   In an inter-Korean meeting in 1994, a North Korean delegation chief warned that Seoul, just 50 km south of the border, may turn into the "sea of flames" if a war breaks out. Security fears heightened in South Korea, and the following year it referred to the North as its "main enemy" for the first time in its defense white papers.


South Korean Pastor Arrives in North Korea on Unauthorized Trip

SEOUL (Yonhap) -- A South Korean pastor arrived in North Korea on June 12 to attend a ceremony marking the 10th anniversary of a historic inter-Korean summit, the North's media said, a trip unauthorized by Seoul.

   The reverend, Han Sang-ryeol, apparently flew into Pyongyang, the North Korean capital, by way of Beijing.

   The South Korean was greeted by members of North Korea's Committee for Implementing the June 15 Joint Declaration, including committee chairman An Kyong-ho, the North's Korean Central News Agency (KCNA) reported, referring to a joint statement leaders of the two Koreas issued after a 2000 summit.

   Han and many other South Korean activists had requested government permission for a trip to Pyongyang for an annual joint ceremony commemorating the first-ever summit, but Seoul refused to give clearance after an international probe concluded that the communist nation torpedoed a South Korean warship in March, killing 46 sailors.

   Under national security law, all South Koreans need government permission for a trip to North Korea.

   "If Rev. Han is in Pyongyang as reported by North Korea, the trip is a clear violation of the law because the ministry never authorized his visit," an official from Seoul's unification ministry said, asking not to be identified.

   Han will likely face punishment when he returns home, the official said.


Defending June 15 Declaration Only Way to Avert War: Yang Hyong-sop

SEOUL (Yonhap) -- North Korea claimed on June 14 that defending and implementing the inter-Korean joint declaration of June 15, 2000 is the only way of avoiding an all-out war on the Korean Peninsula.

   "The situation on the Korean Peninsula is so tense that an accidental single gun shot may trigger off an all-out war," Yang Hyong-Sop, vice president of the Presidium of the Supreme People's Assembly, asserted in a report at a meeting held to celebrate the 10th anniversary of the inter-Korean joint declaration in Pyongyang.

   "Defending the inter-Korean joint declaration and thoroughly implementing it is the only way of settling the grave situation created due to the reckless moves of the anti-reunification forces to provoke a war," Yang was quoted as saying by the North's official Korean Central News Agency (KCNA).

   "The puppet conservative group (in the south) would be well advised to stop behaving recklessly, mindful that it will face a merciless punishment by the DPRK (North Korea) and have to pay a dear price if it shows any slightest move for 'punishment' and 'retaliation' in league with foreign forces," he said, adding that "U.S. and Japanese reactionaries should stop at once all the hostile acts against the DPRK."

   Yang referred to international efforts to sanction North Korea for its torpedo attack on a South Korean Naval ship in March that killed 46 sailors.
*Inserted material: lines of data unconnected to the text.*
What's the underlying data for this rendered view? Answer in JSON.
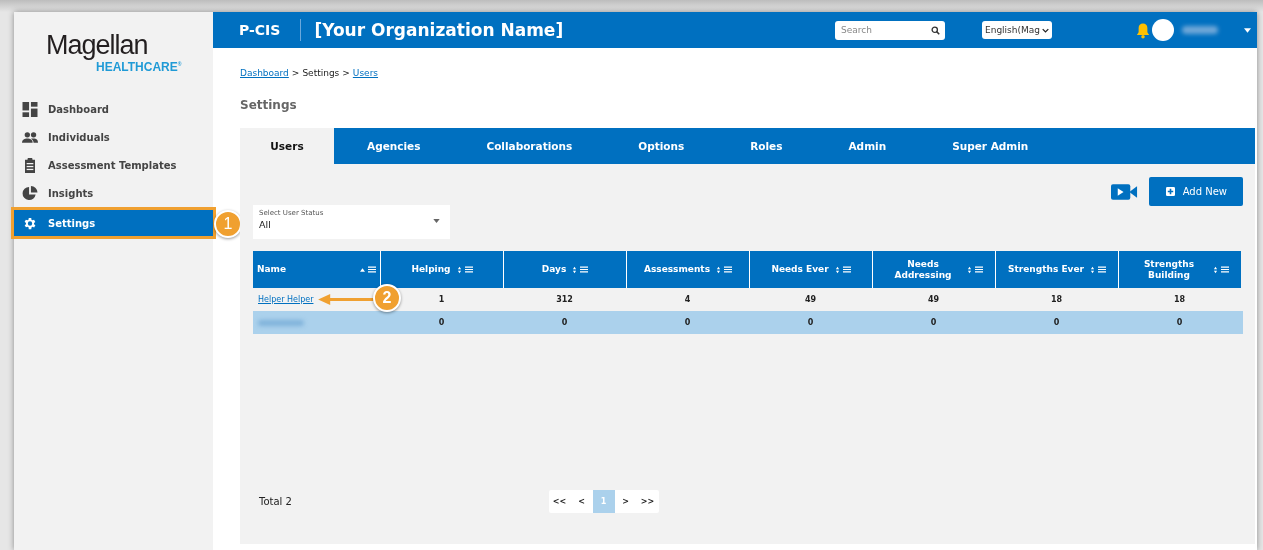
{
  "sidebar": {
    "logo": {
      "name": "Magellan",
      "subtitle": "HEALTHCARE",
      "mark": "®"
    },
    "items": [
      {
        "label": "Dashboard",
        "kind": "dashboard",
        "selected": false
      },
      {
        "label": "Individuals",
        "kind": "people",
        "selected": false
      },
      {
        "label": "Assessment Templates",
        "kind": "clipboard",
        "selected": false
      },
      {
        "label": "Insights",
        "kind": "pie",
        "selected": false
      },
      {
        "label": "Settings",
        "kind": "gear",
        "selected": true,
        "callout": "1"
      }
    ]
  },
  "header": {
    "app": "P-CIS",
    "organization": "[Your Organization Name]",
    "search": {
      "placeholder": "Search"
    },
    "language": "English(Mag"
  },
  "breadcrumb": [
    {
      "label": "Dashboard",
      "kind": "link"
    },
    {
      "label": ">",
      "kind": "separator"
    },
    {
      "label": "Settings",
      "kind": "current"
    },
    {
      "label": ">",
      "kind": "separator"
    },
    {
      "label": "Users",
      "kind": "link"
    }
  ],
  "page_title": "Settings",
  "tabs": [
    {
      "label": "Users",
      "selected": true
    },
    {
      "label": "Agencies",
      "selected": false
    },
    {
      "label": "Collaborations",
      "selected": false
    },
    {
      "label": "Options",
      "selected": false
    },
    {
      "label": "Roles",
      "selected": false
    },
    {
      "label": "Admin",
      "selected": false
    },
    {
      "label": "Super Admin",
      "selected": false
    }
  ],
  "add_button": "Add New",
  "status_select": {
    "label": "Select User Status",
    "value": "All"
  },
  "table": {
    "columns": [
      {
        "label": "Name",
        "kind": "sorted"
      },
      {
        "label": "Helping",
        "kind": "sortable"
      },
      {
        "label": "Days",
        "kind": "sortable"
      },
      {
        "label": "Assessments",
        "kind": "sortable"
      },
      {
        "label": "Needs Ever",
        "kind": "sortable"
      },
      {
        "label": "Needs Addressing",
        "kind": "sortable"
      },
      {
        "label": "Strengths Ever",
        "kind": "sortable"
      },
      {
        "label": "Strengths Building",
        "kind": "sortable"
      }
    ],
    "rows": [
      {
        "callout": "2",
        "selected": false,
        "cells": [
          "Helper Helper",
          "1",
          "312",
          "4",
          "49",
          "49",
          "18",
          "18"
        ]
      },
      {
        "selected": true,
        "cells": [
          "",
          "0",
          "0",
          "0",
          "0",
          "0",
          "0",
          "0"
        ]
      }
    ]
  },
  "total": "Total 2",
  "pagination": [
    {
      "label": "<<",
      "selected": false
    },
    {
      "label": "<",
      "selected": false
    },
    {
      "label": "1",
      "selected": true
    },
    {
      "label": ">",
      "selected": false
    },
    {
      "label": ">>",
      "selected": false
    }
  ]
}
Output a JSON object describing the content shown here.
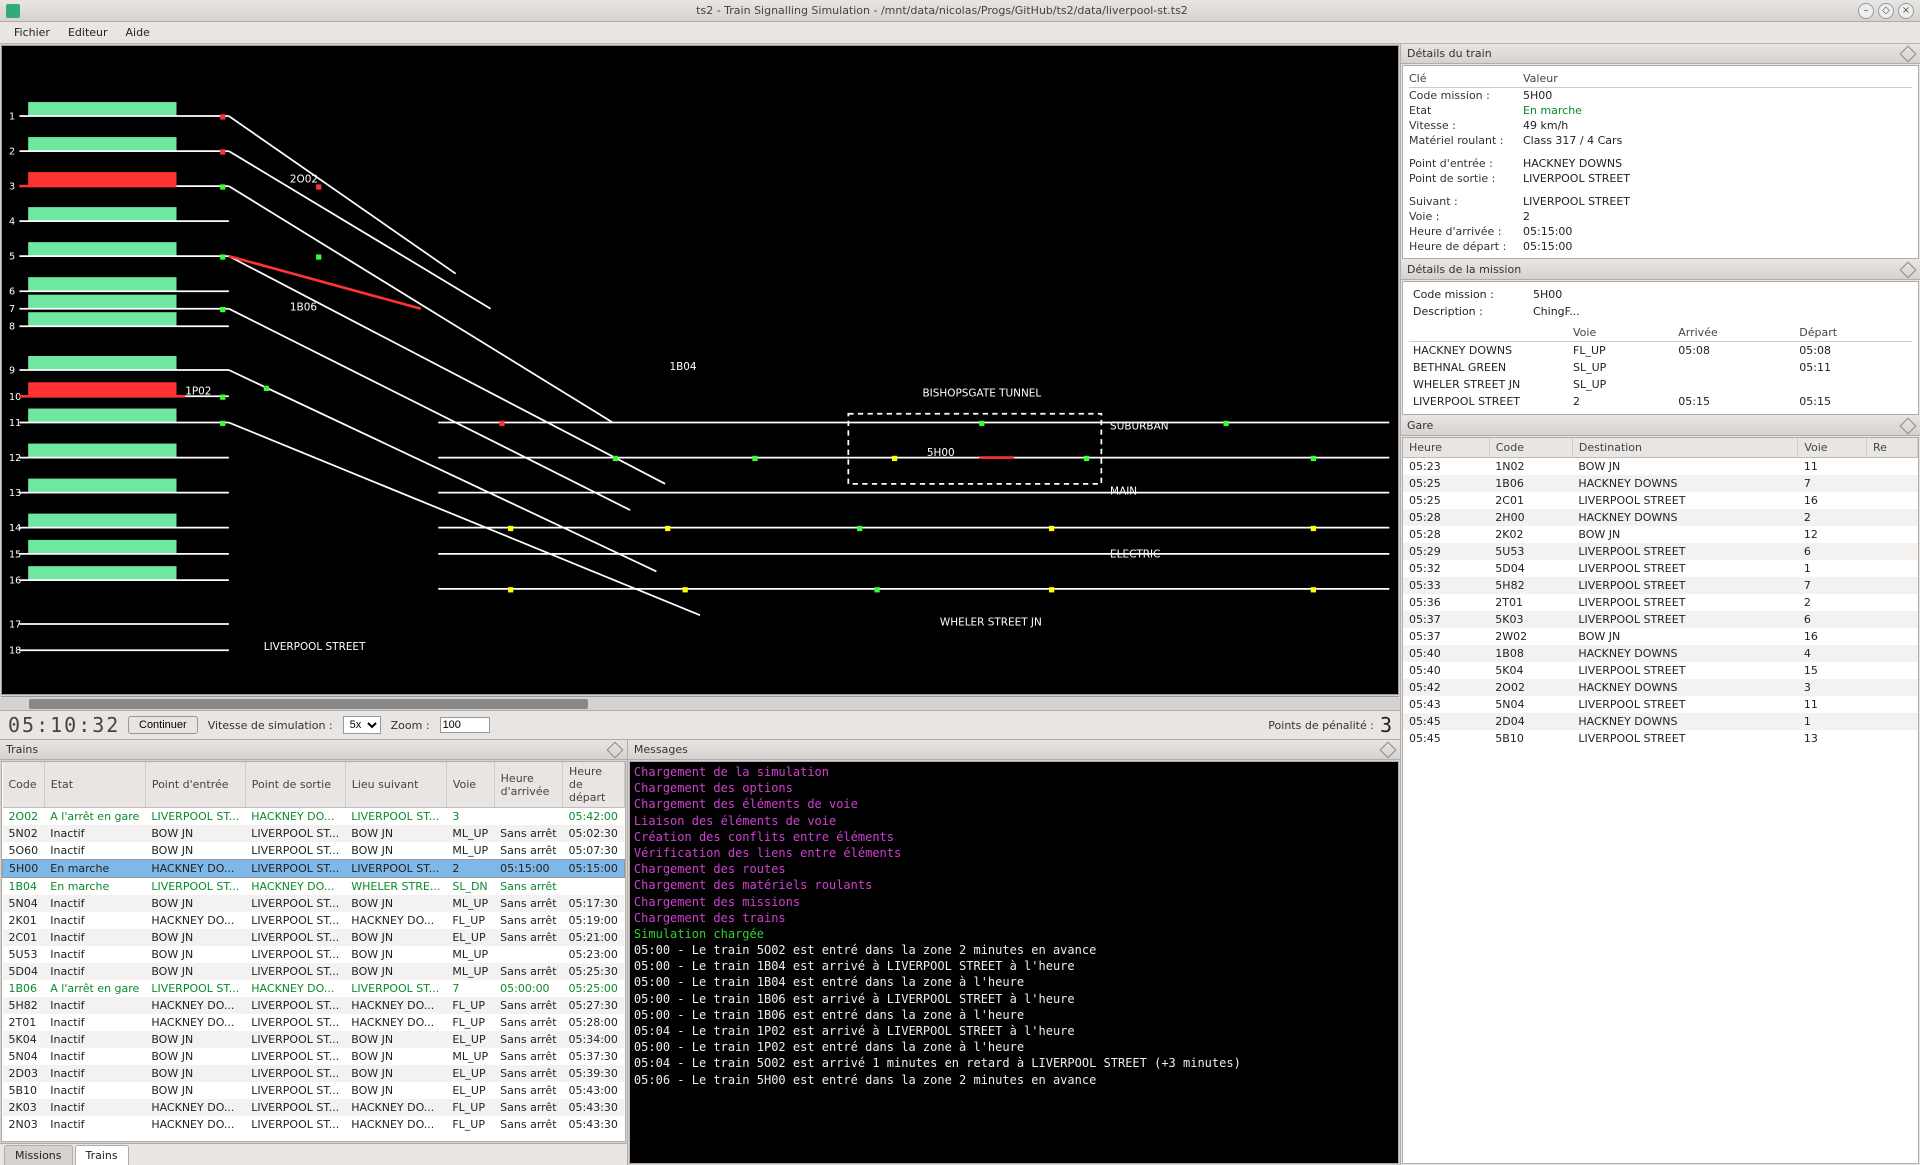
{
  "window": {
    "title": "ts2 - Train Signalling Simulation - /mnt/data/nicolas/Progs/GitHub/ts2/data/liverpool-st.ts2"
  },
  "menu": {
    "items": [
      "Fichier",
      "Editeur",
      "Aide"
    ]
  },
  "track": {
    "platform_numbers": [
      "1",
      "2",
      "3",
      "4",
      "5",
      "6",
      "7",
      "8",
      "9",
      "10",
      "11",
      "12",
      "13",
      "14",
      "15",
      "16",
      "17",
      "18"
    ],
    "berths": [
      "2O02",
      "1B06",
      "1P02",
      "1B04",
      "5H00"
    ],
    "labels": {
      "tunnel": "BISHOPSGATE TUNNEL",
      "suburban": "SUBURBAN",
      "main": "MAIN",
      "electric": "ELECTRIC",
      "wheler": "WHELER STREET JN",
      "station": "LIVERPOOL STREET"
    }
  },
  "sim": {
    "clock": "05:10:32",
    "continue": "Continuer",
    "speed_label": "Vitesse de simulation :",
    "speed_value": "5x",
    "zoom_label": "Zoom :",
    "zoom_value": "100",
    "penalty_label": "Points de pénalité :",
    "penalty_value": "3"
  },
  "trains_dock": {
    "title": "Trains",
    "headers": [
      "Code",
      "Etat",
      "Point d'entrée",
      "Point de sortie",
      "Lieu suivant",
      "Voie",
      "Heure d'arrivée",
      "Heure de départ"
    ],
    "rows": [
      {
        "code": "2O02",
        "etat": "A l'arrêt en gare",
        "entree": "LIVERPOOL ST...",
        "sortie": "HACKNEY DO...",
        "suivant": "LIVERPOOL ST...",
        "voie": "3",
        "arr": "",
        "dep": "05:42:00",
        "cls": "green"
      },
      {
        "code": "5N02",
        "etat": "Inactif",
        "entree": "BOW JN",
        "sortie": "LIVERPOOL ST...",
        "suivant": "BOW JN",
        "voie": "ML_UP",
        "arr": "Sans arrêt",
        "dep": "05:02:30"
      },
      {
        "code": "5O60",
        "etat": "Inactif",
        "entree": "BOW JN",
        "sortie": "LIVERPOOL ST...",
        "suivant": "BOW JN",
        "voie": "ML_UP",
        "arr": "Sans arrêt",
        "dep": "05:07:30"
      },
      {
        "code": "5H00",
        "etat": "En marche",
        "entree": "HACKNEY DO...",
        "sortie": "LIVERPOOL ST...",
        "suivant": "LIVERPOOL ST...",
        "voie": "2",
        "arr": "05:15:00",
        "dep": "05:15:00",
        "cls": "sel"
      },
      {
        "code": "1B04",
        "etat": "En marche",
        "entree": "LIVERPOOL ST...",
        "sortie": "HACKNEY DO...",
        "suivant": "WHELER STRE...",
        "voie": "SL_DN",
        "arr": "Sans arrêt",
        "dep": "",
        "cls": "green"
      },
      {
        "code": "5N04",
        "etat": "Inactif",
        "entree": "BOW JN",
        "sortie": "LIVERPOOL ST...",
        "suivant": "BOW JN",
        "voie": "ML_UP",
        "arr": "Sans arrêt",
        "dep": "05:17:30"
      },
      {
        "code": "2K01",
        "etat": "Inactif",
        "entree": "HACKNEY DO...",
        "sortie": "LIVERPOOL ST...",
        "suivant": "HACKNEY DO...",
        "voie": "FL_UP",
        "arr": "Sans arrêt",
        "dep": "05:19:00"
      },
      {
        "code": "2C01",
        "etat": "Inactif",
        "entree": "BOW JN",
        "sortie": "LIVERPOOL ST...",
        "suivant": "BOW JN",
        "voie": "EL_UP",
        "arr": "Sans arrêt",
        "dep": "05:21:00"
      },
      {
        "code": "5U53",
        "etat": "Inactif",
        "entree": "BOW JN",
        "sortie": "LIVERPOOL ST...",
        "suivant": "BOW JN",
        "voie": "ML_UP",
        "arr": "",
        "dep": "05:23:00"
      },
      {
        "code": "5D04",
        "etat": "Inactif",
        "entree": "BOW JN",
        "sortie": "LIVERPOOL ST...",
        "suivant": "BOW JN",
        "voie": "ML_UP",
        "arr": "Sans arrêt",
        "dep": "05:25:30"
      },
      {
        "code": "1B06",
        "etat": "A l'arrêt en gare",
        "entree": "LIVERPOOL ST...",
        "sortie": "HACKNEY DO...",
        "suivant": "LIVERPOOL ST...",
        "voie": "7",
        "arr": "05:00:00",
        "dep": "05:25:00",
        "cls": "green"
      },
      {
        "code": "5H82",
        "etat": "Inactif",
        "entree": "HACKNEY DO...",
        "sortie": "LIVERPOOL ST...",
        "suivant": "HACKNEY DO...",
        "voie": "FL_UP",
        "arr": "Sans arrêt",
        "dep": "05:27:30"
      },
      {
        "code": "2T01",
        "etat": "Inactif",
        "entree": "HACKNEY DO...",
        "sortie": "LIVERPOOL ST...",
        "suivant": "HACKNEY DO...",
        "voie": "FL_UP",
        "arr": "Sans arrêt",
        "dep": "05:28:00"
      },
      {
        "code": "5K04",
        "etat": "Inactif",
        "entree": "BOW JN",
        "sortie": "LIVERPOOL ST...",
        "suivant": "BOW JN",
        "voie": "EL_UP",
        "arr": "Sans arrêt",
        "dep": "05:34:00"
      },
      {
        "code": "5N04",
        "etat": "Inactif",
        "entree": "BOW JN",
        "sortie": "LIVERPOOL ST...",
        "suivant": "BOW JN",
        "voie": "ML_UP",
        "arr": "Sans arrêt",
        "dep": "05:37:30"
      },
      {
        "code": "2D03",
        "etat": "Inactif",
        "entree": "BOW JN",
        "sortie": "LIVERPOOL ST...",
        "suivant": "BOW JN",
        "voie": "EL_UP",
        "arr": "Sans arrêt",
        "dep": "05:39:30"
      },
      {
        "code": "5B10",
        "etat": "Inactif",
        "entree": "BOW JN",
        "sortie": "LIVERPOOL ST...",
        "suivant": "BOW JN",
        "voie": "EL_UP",
        "arr": "Sans arrêt",
        "dep": "05:43:00"
      },
      {
        "code": "2K03",
        "etat": "Inactif",
        "entree": "HACKNEY DO...",
        "sortie": "LIVERPOOL ST...",
        "suivant": "HACKNEY DO...",
        "voie": "FL_UP",
        "arr": "Sans arrêt",
        "dep": "05:43:30"
      },
      {
        "code": "2N03",
        "etat": "Inactif",
        "entree": "HACKNEY DO...",
        "sortie": "LIVERPOOL ST...",
        "suivant": "HACKNEY DO...",
        "voie": "FL_UP",
        "arr": "Sans arrêt",
        "dep": "05:43:30"
      }
    ],
    "tabs": [
      "Missions",
      "Trains"
    ]
  },
  "messages": {
    "title": "Messages",
    "loading": [
      "Chargement de la simulation",
      "Chargement des options",
      "Chargement des éléments de voie",
      "Liaison des éléments de voie",
      "Création des conflits entre éléments",
      "Vérification des liens entre éléments",
      "Chargement des routes",
      "Chargement des matériels roulants",
      "Chargement des missions",
      "Chargement des trains"
    ],
    "ok": "Simulation chargée",
    "log": [
      "05:00 - Le train 5O02 est entré dans la zone 2 minutes en avance",
      "05:00 - Le train 1B04 est arrivé à LIVERPOOL STREET à l'heure",
      "05:00 - Le train 1B04 est entré dans la zone à l'heure",
      "05:00 - Le train 1B06 est arrivé à LIVERPOOL STREET à l'heure",
      "05:00 - Le train 1B06 est entré dans la zone à l'heure",
      "05:04 - Le train 1P02 est arrivé à LIVERPOOL STREET à l'heure",
      "05:00 - Le train 1P02 est entré dans la zone à l'heure",
      "05:04 - Le train 5O02 est arrivé 1 minutes en retard à LIVERPOOL STREET (+3 minutes)",
      "05:06 - Le train 5H00 est entré dans la zone 2 minutes en avance"
    ]
  },
  "train_details": {
    "title": "Détails du train",
    "head_key": "Clé",
    "head_val": "Valeur",
    "rows": [
      {
        "k": "Code mission :",
        "v": "5H00"
      },
      {
        "k": "Etat",
        "v": "En marche",
        "green": true
      },
      {
        "k": "Vitesse :",
        "v": "49 km/h"
      },
      {
        "k": "Matériel roulant :",
        "v": "Class 317 / 4 Cars"
      }
    ],
    "rows2": [
      {
        "k": "Point d'entrée :",
        "v": "HACKNEY DOWNS"
      },
      {
        "k": "Point de sortie :",
        "v": "LIVERPOOL STREET"
      }
    ],
    "rows3": [
      {
        "k": "Suivant :",
        "v": "LIVERPOOL STREET"
      },
      {
        "k": "Voie :",
        "v": "2"
      },
      {
        "k": "Heure d'arrivée :",
        "v": "05:15:00"
      },
      {
        "k": "Heure de départ :",
        "v": "05:15:00"
      }
    ]
  },
  "mission_details": {
    "title": "Détails de la mission",
    "code_k": "Code mission :",
    "code_v": "5H00",
    "desc_k": "Description :",
    "desc_v": "ChingF...",
    "headers": [
      "",
      "Voie",
      "Arrivée",
      "Départ"
    ],
    "rows": [
      {
        "n": "HACKNEY DOWNS",
        "v": "FL_UP",
        "a": "05:08",
        "d": "05:08"
      },
      {
        "n": "BETHNAL GREEN",
        "v": "SL_UP",
        "a": "",
        "d": "05:11"
      },
      {
        "n": "WHELER STREET JN",
        "v": "SL_UP",
        "a": "",
        "d": ""
      },
      {
        "n": "LIVERPOOL STREET",
        "v": "2",
        "a": "05:15",
        "d": "05:15"
      }
    ]
  },
  "gare": {
    "title": "Gare",
    "headers": [
      "Heure",
      "Code",
      "Destination",
      "Voie",
      "Re"
    ],
    "rows": [
      {
        "h": "05:23",
        "c": "1N02",
        "d": "BOW JN",
        "v": "11"
      },
      {
        "h": "05:25",
        "c": "1B06",
        "d": "HACKNEY DOWNS",
        "v": "7"
      },
      {
        "h": "05:25",
        "c": "2C01",
        "d": "LIVERPOOL STREET",
        "v": "16"
      },
      {
        "h": "05:28",
        "c": "2H00",
        "d": "HACKNEY DOWNS",
        "v": "2"
      },
      {
        "h": "05:28",
        "c": "2K02",
        "d": "BOW JN",
        "v": "12"
      },
      {
        "h": "05:29",
        "c": "5U53",
        "d": "LIVERPOOL STREET",
        "v": "6"
      },
      {
        "h": "05:32",
        "c": "5D04",
        "d": "LIVERPOOL STREET",
        "v": "1"
      },
      {
        "h": "05:33",
        "c": "5H82",
        "d": "LIVERPOOL STREET",
        "v": "7"
      },
      {
        "h": "05:36",
        "c": "2T01",
        "d": "LIVERPOOL STREET",
        "v": "2"
      },
      {
        "h": "05:37",
        "c": "5K03",
        "d": "LIVERPOOL STREET",
        "v": "6"
      },
      {
        "h": "05:37",
        "c": "2W02",
        "d": "BOW JN",
        "v": "16"
      },
      {
        "h": "05:40",
        "c": "1B08",
        "d": "HACKNEY DOWNS",
        "v": "4"
      },
      {
        "h": "05:40",
        "c": "5K04",
        "d": "LIVERPOOL STREET",
        "v": "15"
      },
      {
        "h": "05:42",
        "c": "2O02",
        "d": "HACKNEY DOWNS",
        "v": "3"
      },
      {
        "h": "05:43",
        "c": "5N04",
        "d": "LIVERPOOL STREET",
        "v": "11"
      },
      {
        "h": "05:45",
        "c": "2D04",
        "d": "HACKNEY DOWNS",
        "v": "1"
      },
      {
        "h": "05:45",
        "c": "5B10",
        "d": "LIVERPOOL STREET",
        "v": "13"
      }
    ]
  }
}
North Korea has been denying its involvement in the sinking and threatened Friday an "all-out war" if it is punished or sanctioned.